Abbas calls for 'international protection regime' for Palestinians

Geneva (AFP) - Palestinian president Mahmud Abbas called Wednesday for the creation of a "special regime" for the protection of his people, as a wave of deadly Israeli-Palestinian violence showed no sign of abating.

Abbas called on the United Nations, "more urgently than any time before, to set up a special regime for international protection for the Palestinian people, immediately and urgently."

Accusing Israel of carrying out "extrajudicial killings", he called for the United Nations, and especially the Security Council, as well as member states to shoulder their responsibility.

"We need protection, and we look to you," he told a special meeting of the UN Human Rights Council on the escalating crisis.

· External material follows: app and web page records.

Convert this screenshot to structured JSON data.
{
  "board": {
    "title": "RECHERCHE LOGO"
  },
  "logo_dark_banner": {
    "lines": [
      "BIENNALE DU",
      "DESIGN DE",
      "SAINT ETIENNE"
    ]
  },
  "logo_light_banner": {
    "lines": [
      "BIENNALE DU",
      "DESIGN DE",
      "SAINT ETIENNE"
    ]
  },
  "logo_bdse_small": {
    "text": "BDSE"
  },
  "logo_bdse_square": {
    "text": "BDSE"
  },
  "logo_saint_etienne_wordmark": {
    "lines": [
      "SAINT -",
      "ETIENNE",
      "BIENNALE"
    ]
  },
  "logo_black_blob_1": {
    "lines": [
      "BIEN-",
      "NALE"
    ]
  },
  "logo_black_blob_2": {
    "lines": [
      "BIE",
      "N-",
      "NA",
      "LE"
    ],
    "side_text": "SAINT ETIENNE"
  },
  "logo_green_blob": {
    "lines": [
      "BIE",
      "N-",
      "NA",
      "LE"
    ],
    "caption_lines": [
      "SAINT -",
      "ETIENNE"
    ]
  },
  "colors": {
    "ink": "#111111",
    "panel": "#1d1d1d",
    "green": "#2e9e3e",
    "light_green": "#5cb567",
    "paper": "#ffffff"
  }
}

"Protect us. Protect us. We need you," he said, warning that allowing the current situation to continue would "kill the last shred of hope for the two-state-solution-based peace."

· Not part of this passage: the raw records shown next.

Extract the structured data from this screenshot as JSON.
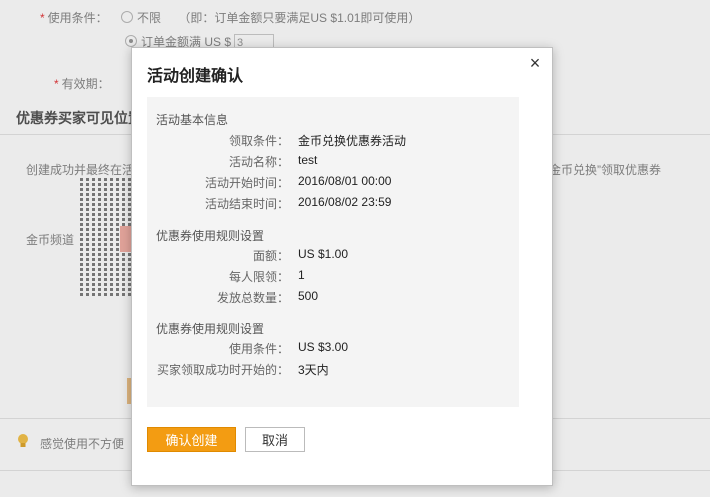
{
  "background": {
    "usage_label": "使用条件：",
    "option_unlimited": "不限",
    "option_unlimited_note": "（即：订单金额只要满足US $1.01即可使用）",
    "option_threshold": "订单金额满 US $",
    "threshold_value": "3",
    "validity_label": "有效期：",
    "visibility_title": "优惠券买家可见位置",
    "success_text_left": "创建成功并最终在活",
    "success_text_right": "金币兑换”领取优惠券",
    "coin_channel": "金币频道",
    "tip_text": "感觉使用不方便"
  },
  "modal": {
    "title": "活动创建确认",
    "close_symbol": "×",
    "basic": {
      "title": "活动基本信息",
      "rows": [
        {
          "label": "领取条件：",
          "value": "金币兑换优惠券活动"
        },
        {
          "label": "活动名称：",
          "value": "test"
        },
        {
          "label": "活动开始时间：",
          "value": "2016/08/01 00:00"
        },
        {
          "label": "活动结束时间：",
          "value": "2016/08/02 23:59"
        }
      ]
    },
    "rules1": {
      "title": "优惠券使用规则设置",
      "rows": [
        {
          "label": "面额：",
          "value": "US $1.00"
        },
        {
          "label": "每人限领：",
          "value": "1"
        },
        {
          "label": "发放总数量：",
          "value": "500"
        }
      ]
    },
    "rules2": {
      "title": "优惠券使用规则设置",
      "rows": [
        {
          "label": "使用条件：",
          "value": "US $3.00"
        },
        {
          "label": "买家领取成功时开始的：",
          "value": "3天内"
        }
      ]
    },
    "confirm_label": "确认创建",
    "cancel_label": "取消"
  },
  "colors": {
    "primary": "#f39c12",
    "required": "#e4393c"
  }
}
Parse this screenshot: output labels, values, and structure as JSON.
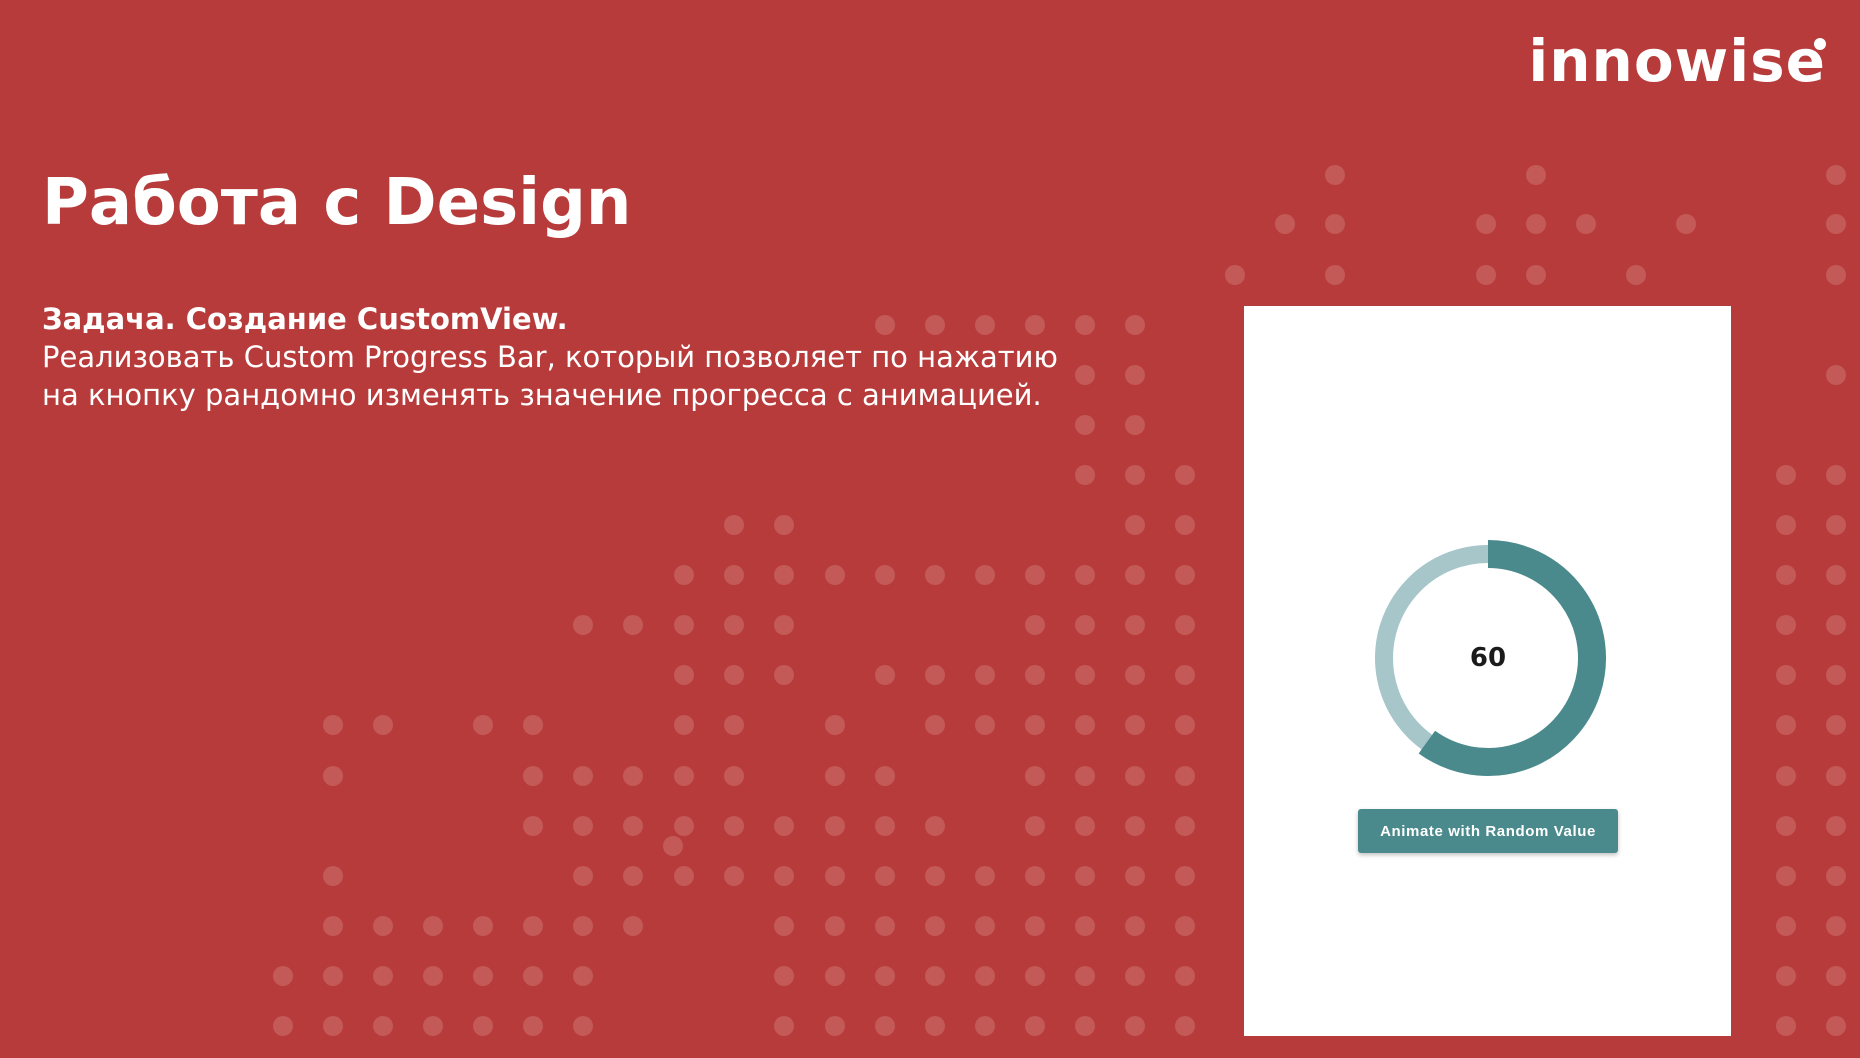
{
  "brand": {
    "logo_text": "innowise",
    "background_color": "#b73b3a",
    "dot_color": "#c35a58"
  },
  "slide": {
    "title": "Работа с Design",
    "task_heading": "Задача. Создание CustomView.",
    "task_body": "Реализовать Custom Progress Bar, который позволяет по нажатию\nна кнопку рандомно изменять значение прогресса с анимацией."
  },
  "phone_mockup": {
    "progress": {
      "value": 60,
      "max": 100,
      "value_label": "60",
      "progress_color": "#4a8a8c",
      "track_color": "#a6c6ca"
    },
    "button": {
      "label": "Animate with Random Value",
      "color": "#4a8a8c"
    }
  }
}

UN human rights chief Zeid Ra'ad Al Hussein also voiced alarm, warning that the deadly violence rocking Israel and the Palestinian territories was "dangerous in the extreme" and could lead to a "catastrophe".

The special one-hour meeting of the United Nations' top rights body was a rare event, with only a single precedent: when Chilean President Michelle Bachelet spoke to the council in 2007.

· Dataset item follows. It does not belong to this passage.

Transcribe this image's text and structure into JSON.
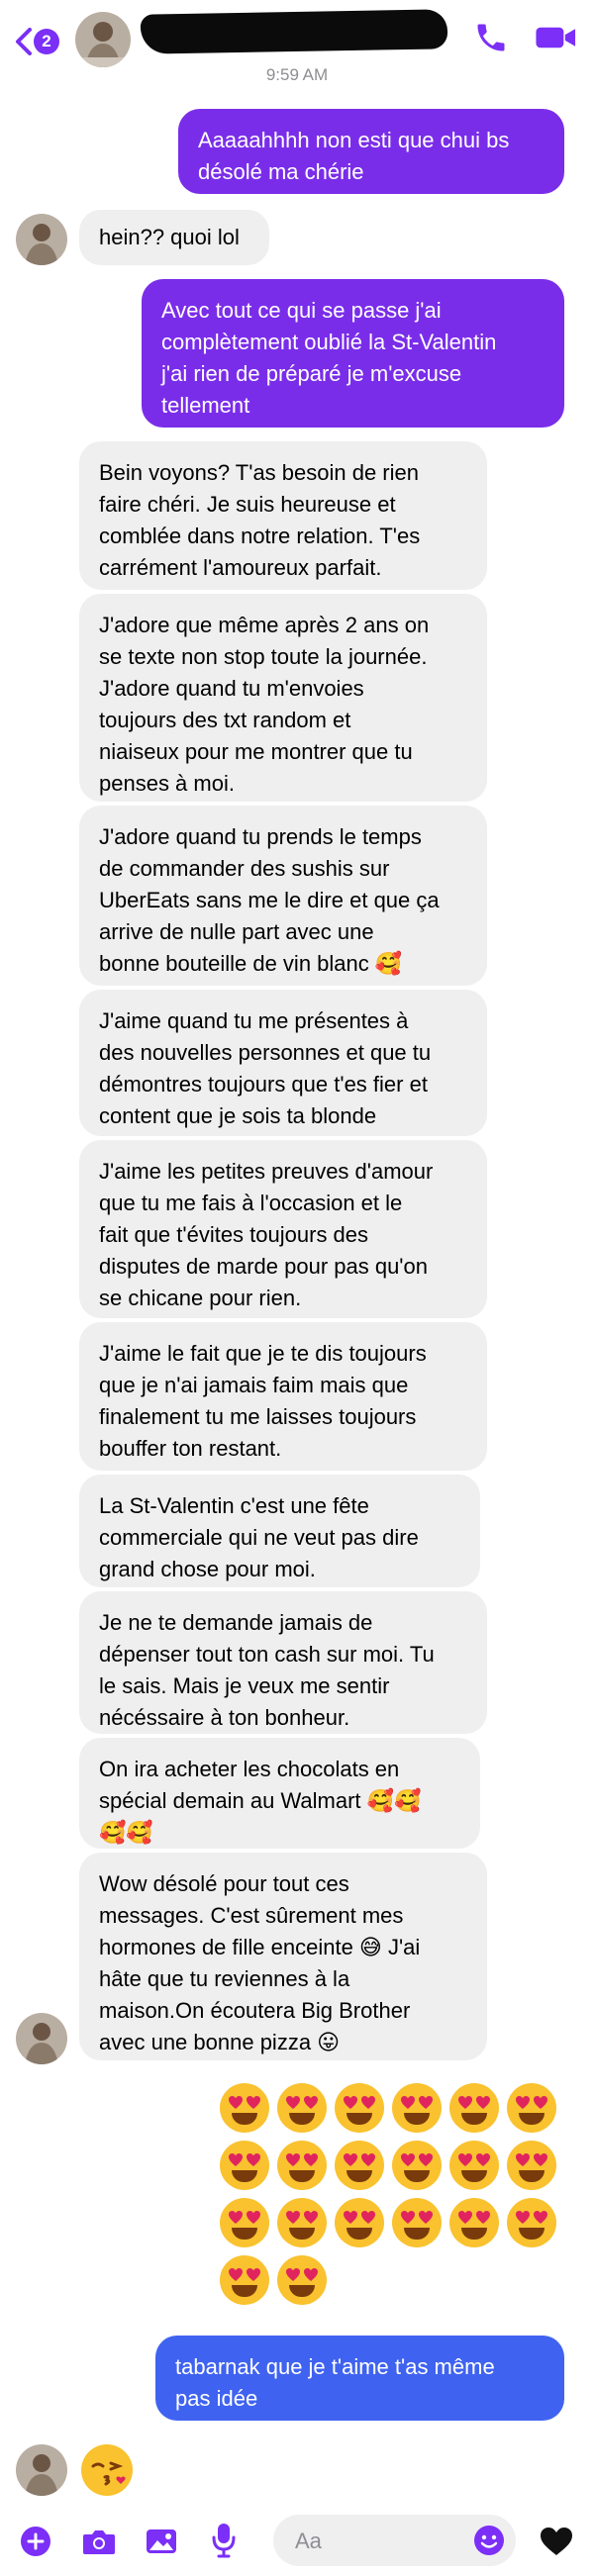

Clashes erupted in September as an increase in Jewish visitors to Jerusalem's Al-Aqsa mosque compound alarmed Palestinians, who fear Israel is seeking to change rules that forbid Jews from praying there.

Israeli Prime Minister Benjamin Netanyahu has repeatedly denied such claims.

Clashes there spiralled into a wave of stabbings and shootings that have left nine Israelis dead since October 1. Fifty-nine Palestinians -- around half of them attackers -- and one Israeli Arab have also been killed.

And an Israeli Jew and an Eritrean have also been killed after being mistaken for attackers.

Abbas on Wednesday accused the Israelis of acting "as a state above international law," and said it has "recently stepped up its criminal practices to the point where it performed extrajudicial killings of defenceless Palestinian civilians, (and) detained their corpses, including children."

The surge in violence has prompted an intense diplomatic drive to douse tensions that many fear herald a third Palestinian intifada, or uprising, like those of 1987-93 and 2000-05, when thousands were killed in near-daily violence.

Abbas warned Wednesday that "it is no longer useful to waste time in negotiations."

"What is required is the ending of occupation," he said, insisting that was "the root" of the problems plaguing Palestinians and Israelis alike.

He called on the international community to help "stop these daily crimes committed against my people" and "protect Israel from itself."